She credits her conservative food ethic to her father, who lived on a small farm and delivered produce across rural Colorado. He passed away six years ago.

“I get it from him. Dad always donated to the soup kitchen. His attitude was why let anything go to waste?” she said.

Pullara’s daily routine includes sorting through the store’s produce, removing things like browning bananas, blemished peppers or eggplants past their prime. Anything she can no longer sell gets donated to the local food pantry, which sends someone to pick up the unwanted items and turns them into hot meals that feed around 200 people every day. Anything that can’t be used there is re-distributed to other organizations in need.

“It’s like magic,” Pullara said.

She recalled donating overripe peaches one day and receiving a photo of peach cobbler several hours later.

“Turns out they really needed something for dessert that day,” she said. “Those kind of things make me happy because I can see that it does make a difference.”

Kate Garnica, who lived in New York City before moving to Pueblo two months ago, said avoiding unnecessary food waste was a constant concern for her and others in the food service industry.

She spoke about the issue while purchasing peppers from Pueblo’s Musso Farms to use for dinner at The Place, a sidewalk cafe located along the Pueblo Riverwalk, where she is assistant chef.

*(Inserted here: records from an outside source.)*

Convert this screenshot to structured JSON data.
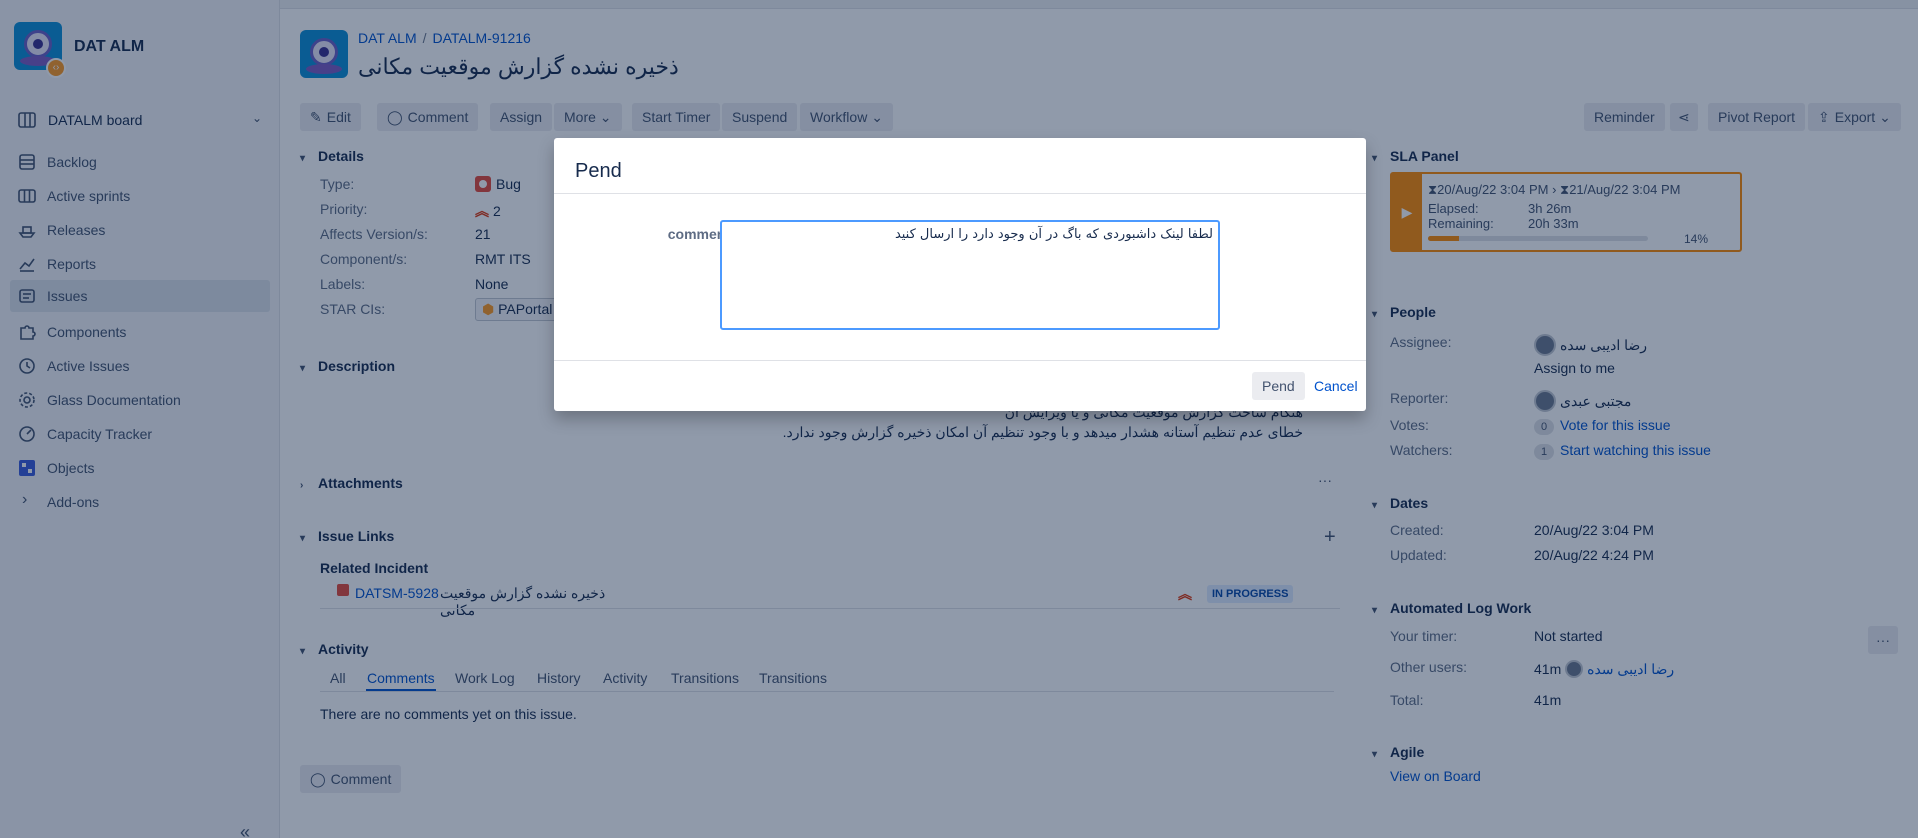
{
  "sidebar": {
    "project_name": "DAT ALM",
    "board_selector": "DATALM board",
    "items": [
      {
        "label": "Backlog"
      },
      {
        "label": "Active sprints"
      },
      {
        "label": "Releases"
      },
      {
        "label": "Reports"
      },
      {
        "label": "Issues"
      },
      {
        "label": "Components"
      },
      {
        "label": "Active Issues"
      },
      {
        "label": "Glass Documentation"
      },
      {
        "label": "Capacity Tracker"
      },
      {
        "label": "Objects"
      },
      {
        "label": "Add-ons"
      }
    ],
    "collapse_glyph": "«"
  },
  "issue": {
    "breadcrumb_project": "DAT ALM",
    "breadcrumb_key": "DATALM-91216",
    "title": "ذخیره نشده گزارش موقعیت مکانی"
  },
  "toolbar": {
    "edit": "Edit",
    "comment": "Comment",
    "assign": "Assign",
    "more": "More",
    "start_timer": "Start Timer",
    "suspend": "Suspend",
    "workflow": "Workflow",
    "reminder": "Reminder",
    "pivot_report": "Pivot Report",
    "export": "Export"
  },
  "details": {
    "heading": "Details",
    "type_label": "Type:",
    "type_value": "Bug",
    "priority_label": "Priority:",
    "priority_value": "2",
    "affects_label": "Affects Version/s:",
    "affects_value": "21",
    "component_label": "Component/s:",
    "component_value": "RMT ITS",
    "labels_label": "Labels:",
    "labels_value": "None",
    "star_label": "STAR CIs:",
    "star_value": "PAPortal"
  },
  "description": {
    "heading": "Description",
    "line1": "هنگام ساخت گزارش موقعیت مکانی و یا ویرایش آن",
    "line2": "خطای عدم تنظیم آستانه هشدار میدهد و با وجود تنظیم آن امکان ذخیره گزارش وجود ندارد."
  },
  "attachments": {
    "heading": "Attachments",
    "menu": "···"
  },
  "issue_links": {
    "heading": "Issue Links",
    "add": "+",
    "group": "Related Incident",
    "link_key": "DATSM-5928",
    "link_title": "ذخیره نشده گزارش موقعیت مکانی",
    "status": "IN PROGRESS"
  },
  "activity": {
    "heading": "Activity",
    "tabs": [
      "All",
      "Comments",
      "Work Log",
      "History",
      "Activity",
      "Transitions",
      "Transitions"
    ],
    "empty": "There are no comments yet on this issue.",
    "comment_button": "Comment"
  },
  "sla": {
    "heading": "SLA Panel",
    "start": "20/Aug/22 3:04 PM",
    "end": "21/Aug/22 3:04 PM",
    "elapsed_label": "Elapsed:",
    "elapsed_value": "3h 26m",
    "remaining_label": "Remaining:",
    "remaining_value": "20h 33m",
    "percent_text": "14%",
    "progress": 0.14,
    "color": "#ff8b00"
  },
  "people": {
    "heading": "People",
    "assignee_label": "Assignee:",
    "assignee_value": "رضا ادیبی سده",
    "assign_to_me": "Assign to me",
    "reporter_label": "Reporter:",
    "reporter_value": "مجتبی عبدی",
    "votes_label": "Votes:",
    "votes_count": "0",
    "votes_link": "Vote for this issue",
    "watchers_label": "Watchers:",
    "watchers_count": "1",
    "watchers_link": "Start watching this issue"
  },
  "dates": {
    "heading": "Dates",
    "created_label": "Created:",
    "created_value": "20/Aug/22 3:04 PM",
    "updated_label": "Updated:",
    "updated_value": "20/Aug/22 4:24 PM"
  },
  "log_work": {
    "heading": "Automated Log Work",
    "timer_label": "Your timer:",
    "timer_value": "Not started",
    "other_label": "Other users:",
    "other_time": "41m",
    "other_user": "رضا ادیبی سده",
    "total_label": "Total:",
    "total_value": "41m",
    "menu": "···"
  },
  "agile": {
    "heading": "Agile",
    "link": "View on Board"
  },
  "dialog": {
    "title": "Pend",
    "field_label": "comment",
    "comment_value": "لطفا لینک داشبوردی که باگ در آن وجود دارد را ارسال کنید",
    "submit": "Pend",
    "cancel": "Cancel"
  }
}
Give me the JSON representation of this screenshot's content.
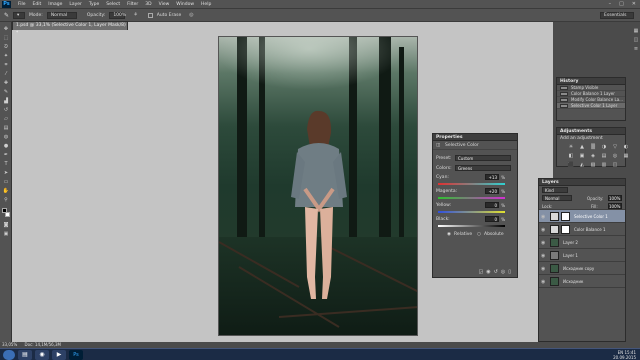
{
  "menubar": {
    "logo": "Ps",
    "items": [
      "File",
      "Edit",
      "Image",
      "Layer",
      "Type",
      "Select",
      "Filter",
      "3D",
      "View",
      "Window",
      "Help"
    ]
  },
  "options": {
    "mode_label": "Mode:",
    "mode_value": "Normal",
    "opacity_label": "Opacity:",
    "opacity_value": "100%",
    "autoerase_label": "Auto Erase",
    "workspace": "Essentials"
  },
  "document": {
    "tab_title": "1.psd @ 33,1% (Selective Color 1, Layer Mask/8) *"
  },
  "history": {
    "title": "History",
    "items": [
      "Stamp Visible",
      "Color Balance 1 Layer",
      "Modify Color Balance La...",
      "Selective Color 1 Layer"
    ]
  },
  "adjustments": {
    "title": "Adjustments",
    "subtitle": "Add an adjustment",
    "icons": [
      "☀",
      "▲",
      "▒",
      "◑",
      "▽",
      "◐",
      "◧",
      "▣",
      "◈",
      "▤",
      "◎",
      "▦",
      "⬛",
      "◭",
      "▧",
      "▥",
      "◫"
    ]
  },
  "properties": {
    "title": "Properties",
    "panel_name": "Selective Color",
    "preset_label": "Preset:",
    "preset_value": "Custom",
    "colors_label": "Colors:",
    "colors_value": "Greens",
    "sliders": [
      {
        "label": "Cyan:",
        "value": "+13",
        "pct": "%"
      },
      {
        "label": "Magenta:",
        "value": "+20",
        "pct": "%"
      },
      {
        "label": "Yellow:",
        "value": "0",
        "pct": "%"
      },
      {
        "label": "Black:",
        "value": "0",
        "pct": "%"
      }
    ],
    "relative_label": "Relative",
    "absolute_label": "Absolute"
  },
  "layers": {
    "title": "Layers",
    "kind_label": "Kind",
    "blend_value": "Normal",
    "opacity_label": "Opacity:",
    "opacity_value": "100%",
    "lock_label": "Lock:",
    "fill_label": "Fill:",
    "fill_value": "100%",
    "items": [
      "Selective Color 1",
      "Color Balance 1",
      "Layer 2",
      "Layer 1",
      "Исходник copy",
      "Исходник"
    ]
  },
  "statusbar": {
    "zoom": "33,05%",
    "doc": "Doc: 14,1M/56,3M"
  },
  "taskbar": {
    "lang": "EN",
    "time": "15:41",
    "date": "20.09.2015"
  }
}
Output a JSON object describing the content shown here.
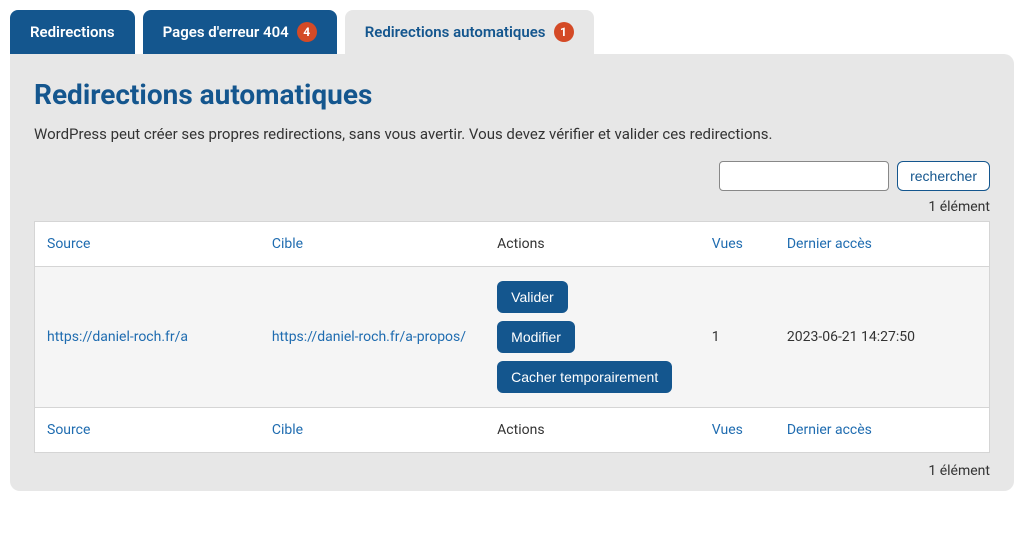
{
  "tabs": {
    "redirections": {
      "label": "Redirections"
    },
    "errors404": {
      "label": "Pages d'erreur 404",
      "count": "4"
    },
    "auto": {
      "label": "Redirections automatiques",
      "count": "1"
    }
  },
  "page": {
    "title": "Redirections automatiques",
    "description": "WordPress peut créer ses propres redirections, sans vous avertir. Vous devez vérifier et valider ces redirections."
  },
  "search": {
    "button": "rechercher",
    "value": ""
  },
  "count_label_top": "1 élément",
  "count_label_bottom": "1 élément",
  "columns": {
    "source": "Source",
    "target": "Cible",
    "actions": "Actions",
    "views": "Vues",
    "last_access": "Dernier accès"
  },
  "rows": [
    {
      "source": "https://daniel-roch.fr/a",
      "target": "https://daniel-roch.fr/a-propos/",
      "views": "1",
      "last_access": "2023-06-21 14:27:50"
    }
  ],
  "actions": {
    "validate": "Valider",
    "modify": "Modifier",
    "hide": "Cacher temporairement"
  }
}
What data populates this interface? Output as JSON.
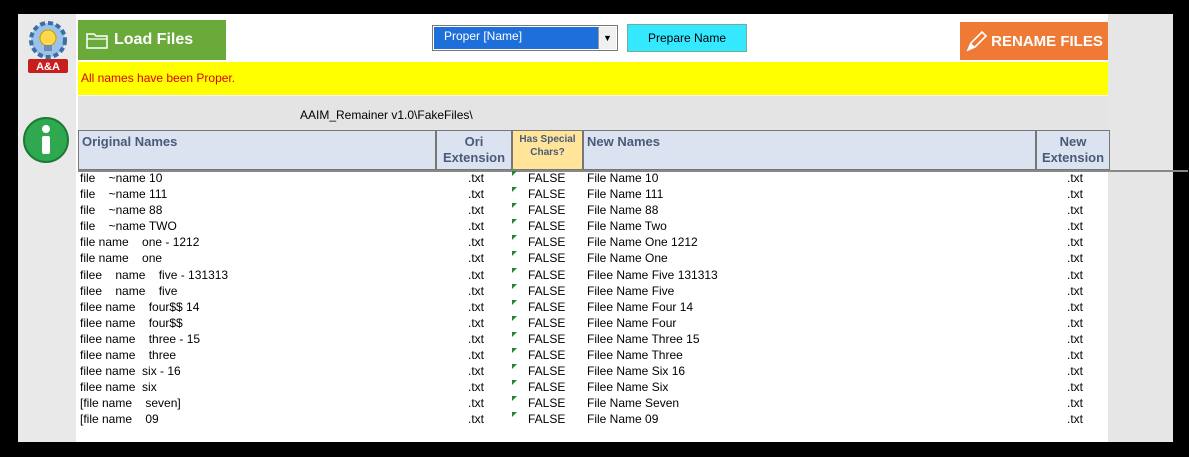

Restaurants do a good job of minimizing produce waste with careful purchasing and inventory management and by working with local food pantries or food rescue organizations to pass along excess items, she said. The bigger problem is all of the prepared food that must be tossed out at the end of the day.

“It breaks my heart,” she said.

“You prep for a certain number of people but you don’t know who will come through the door that day,” she added.

While employees are encouraged to take home extra food when their shifts end, which helps, any items that have been brought up to temperature and then cooled are a food safety liability for restaurants. There is simply no way to insure leftovers will be sufficiently reheated to kill food pathogens once they leave the premises.

Matthew Niichel, another Pueblo local who spent the summer working for Musso Farms at various farmers markets, was also dismayed by the waste of prepared food he observed while working at a summer camp and at a Chipotle restaurant.

“I always wanted to donate food and was told we couldn’t do that,” he said. “I want to see legislation introduced to protect the restaurants from liability. I’d love to see that happen.”